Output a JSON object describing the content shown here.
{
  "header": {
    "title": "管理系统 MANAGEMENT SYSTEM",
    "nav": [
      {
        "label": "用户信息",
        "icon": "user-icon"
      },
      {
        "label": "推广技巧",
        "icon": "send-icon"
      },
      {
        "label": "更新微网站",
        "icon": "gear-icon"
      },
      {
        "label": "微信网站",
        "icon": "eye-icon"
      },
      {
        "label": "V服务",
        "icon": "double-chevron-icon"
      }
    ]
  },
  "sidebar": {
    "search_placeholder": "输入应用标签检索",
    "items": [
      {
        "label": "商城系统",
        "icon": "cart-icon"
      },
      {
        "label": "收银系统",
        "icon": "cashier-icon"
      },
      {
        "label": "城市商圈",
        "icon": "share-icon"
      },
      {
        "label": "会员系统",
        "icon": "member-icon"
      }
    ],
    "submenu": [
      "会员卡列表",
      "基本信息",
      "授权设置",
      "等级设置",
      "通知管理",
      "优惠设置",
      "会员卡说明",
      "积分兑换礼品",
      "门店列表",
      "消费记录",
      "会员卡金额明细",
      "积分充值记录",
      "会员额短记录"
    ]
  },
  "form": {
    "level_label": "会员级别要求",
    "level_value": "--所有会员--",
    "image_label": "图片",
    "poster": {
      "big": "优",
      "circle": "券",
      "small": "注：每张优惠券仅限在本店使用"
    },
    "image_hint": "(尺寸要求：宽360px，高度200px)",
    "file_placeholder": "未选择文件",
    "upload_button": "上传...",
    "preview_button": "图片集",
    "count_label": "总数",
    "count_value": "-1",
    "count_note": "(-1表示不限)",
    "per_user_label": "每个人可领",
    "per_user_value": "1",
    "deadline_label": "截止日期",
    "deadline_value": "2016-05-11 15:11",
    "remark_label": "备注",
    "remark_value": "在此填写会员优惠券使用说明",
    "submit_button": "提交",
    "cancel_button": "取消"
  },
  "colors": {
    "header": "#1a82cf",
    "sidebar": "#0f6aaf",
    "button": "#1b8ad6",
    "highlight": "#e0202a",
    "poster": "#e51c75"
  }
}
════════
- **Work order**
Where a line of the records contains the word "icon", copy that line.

- **Output of the task**
        "icon": "user-icon"
        "icon": "send-icon"
        "icon": "gear-icon"
        "icon": "eye-icon"
        "icon": "double-chevron-icon"
        "icon": "cart-icon"
        "icon": "cashier-icon"
        "icon": "share-icon"
        "icon": "member-icon"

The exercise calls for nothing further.